BEGIN Input data
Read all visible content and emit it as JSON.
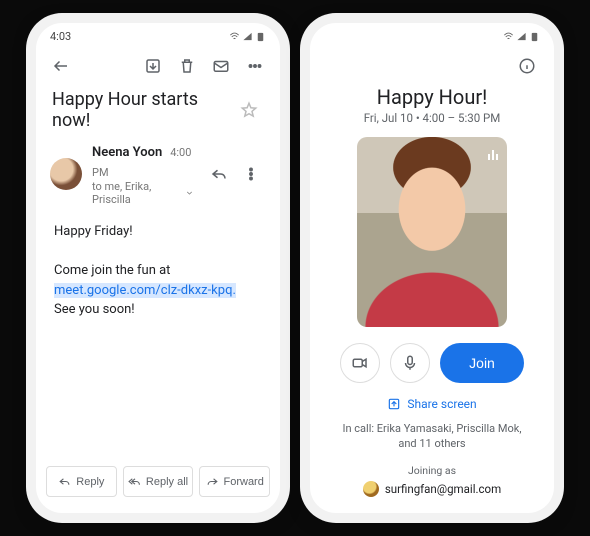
{
  "status": {
    "time": "4:03"
  },
  "gmail": {
    "subject": "Happy Hour starts now!",
    "sender": {
      "name": "Neena Yoon",
      "time": "4:00 PM",
      "to_line": "to me, Erika, Priscilla"
    },
    "body": {
      "greeting": "Happy Friday!",
      "line1": "Come join the fun at",
      "link": "meet.google.com/clz-dkxz-kpq.",
      "line2": "See you soon!"
    },
    "actions": {
      "reply": "Reply",
      "reply_all": "Reply all",
      "forward": "Forward"
    }
  },
  "meet": {
    "title": "Happy Hour!",
    "subtitle": "Fri, Jul 10  •  4:00 – 5:30 PM",
    "join_label": "Join",
    "share_label": "Share screen",
    "in_call": "In call: Erika Yamasaki, Priscilla Mok, and 11 others",
    "joining_label": "Joining as",
    "joining_user": "surfingfan@gmail.com"
  }
}
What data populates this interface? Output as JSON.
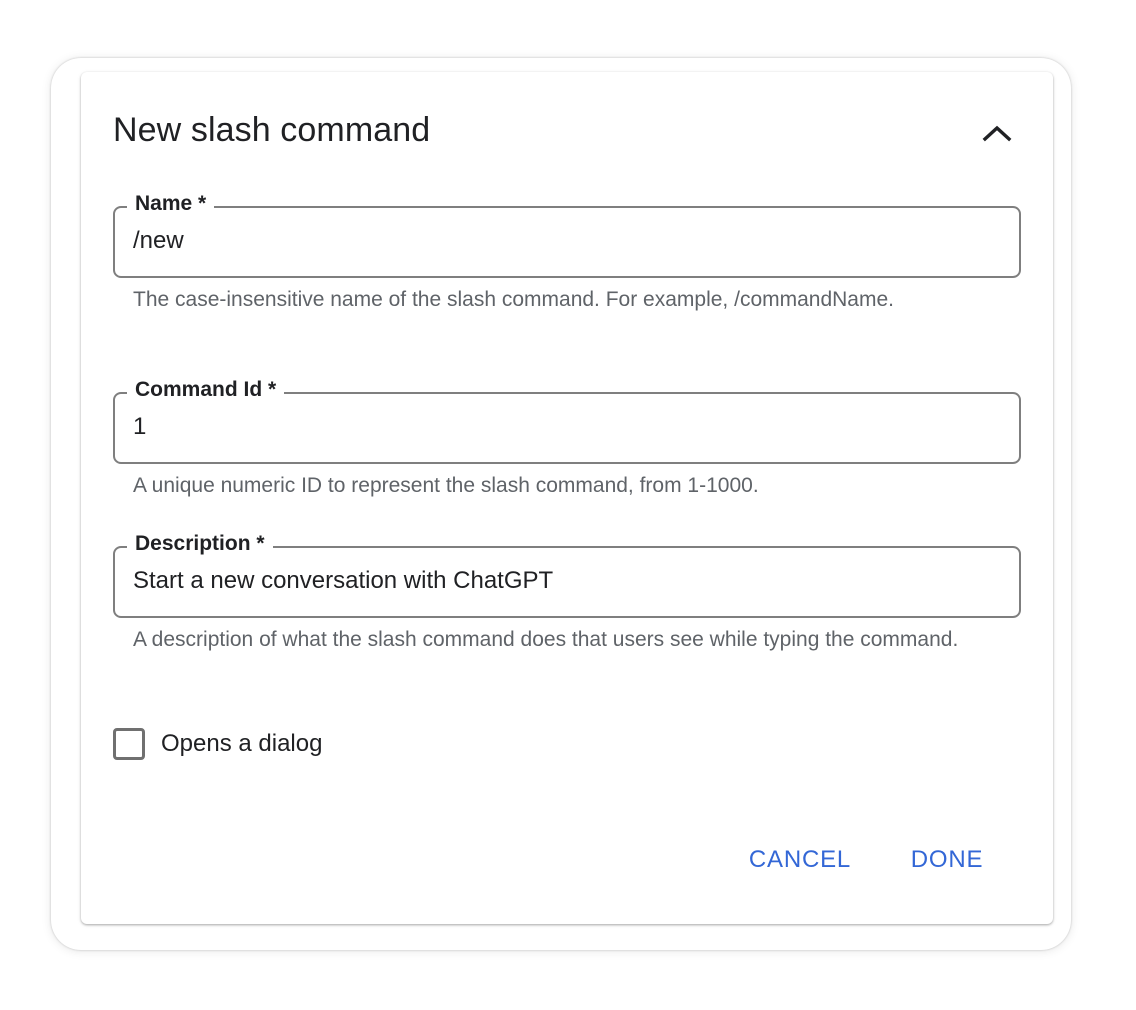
{
  "dialog": {
    "title": "New slash command",
    "collapse_icon": "chevron-up-icon"
  },
  "fields": {
    "name": {
      "label": "Name *",
      "value": "/new",
      "hint": "The case-insensitive name of the slash command. For example, /commandName."
    },
    "command_id": {
      "label": "Command Id *",
      "value": "1",
      "hint": "A unique numeric ID to represent the slash command, from 1-1000."
    },
    "description": {
      "label": "Description *",
      "value": "Start a new conversation with ChatGPT",
      "hint": "A description of what the slash command does that users see while typing the command."
    }
  },
  "opens_dialog": {
    "label": "Opens a dialog",
    "checked": false
  },
  "actions": {
    "cancel_label": "CANCEL",
    "done_label": "DONE"
  },
  "colors": {
    "accent": "#3367d6",
    "text": "#202124",
    "hint": "#5f6368",
    "border": "#7f7f7f"
  }
}
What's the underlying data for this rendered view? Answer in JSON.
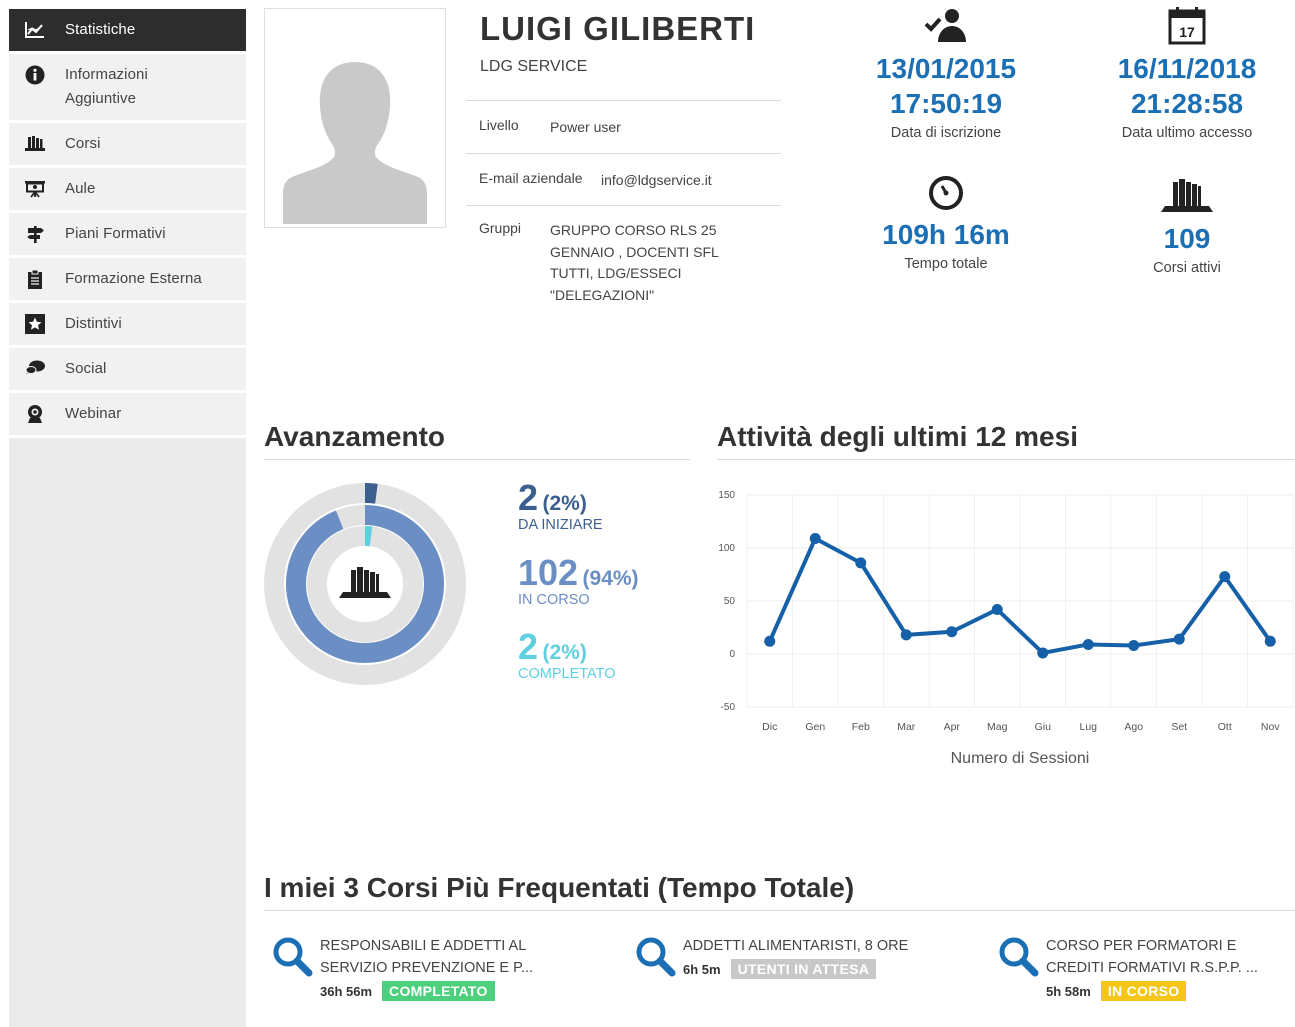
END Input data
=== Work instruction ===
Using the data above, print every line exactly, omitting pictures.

=== Solution to the problem ===
Read all visible content and emit it as JSON.
{
  "status": {
    "time": "4:03"
  },
  "gmail": {
    "subject": "Happy Hour starts now!",
    "sender": {
      "name": "Neena Yoon",
      "time": "4:00 PM",
      "to_line": "to me, Erika, Priscilla"
    },
    "body": {
      "greeting": "Happy Friday!",
      "line1": "Come join the fun at",
      "link": "meet.google.com/clz-dkxz-kpq.",
      "line2": "See you soon!"
    },
    "actions": {
      "reply": "Reply",
      "reply_all": "Reply all",
      "forward": "Forward"
    }
  },
  "meet": {
    "title": "Happy Hour!",
    "subtitle": "Fri, Jul 10  •  4:00 – 5:30 PM",
    "join_label": "Join",
    "share_label": "Share screen",
    "in_call": "In call: Erika Yamasaki, Priscilla Mok, and 11 others",
    "joining_label": "Joining as",
    "joining_user": "surfingfan@gmail.com"
  }
}
What data populates this interface? Output as JSON.
{
  "dialog": {
    "title": "New slash command",
    "collapse_icon": "chevron-up-icon"
  },
  "fields": {
    "name": {
      "label": "Name *",
      "value": "/new",
      "hint": "The case-insensitive name of the slash command. For example, /commandName."
    },
    "command_id": {
      "label": "Command Id *",
      "value": "1",
      "hint": "A unique numeric ID to represent the slash command, from 1-1000."
    },
    "description": {
      "label": "Description *",
      "value": "Start a new conversation with ChatGPT",
      "hint": "A description of what the slash command does that users see while typing the command."
    }
  },
  "opens_dialog": {
    "label": "Opens a dialog",
    "checked": false
  },
  "actions": {
    "cancel_label": "CANCEL",
    "done_label": "DONE"
  },
  "colors": {
    "accent": "#3367d6",
    "text": "#202124",
    "hint": "#5f6368",
    "border": "#7f7f7f"
  }
}
What's the underlying data for this rendered view? Answer in JSON.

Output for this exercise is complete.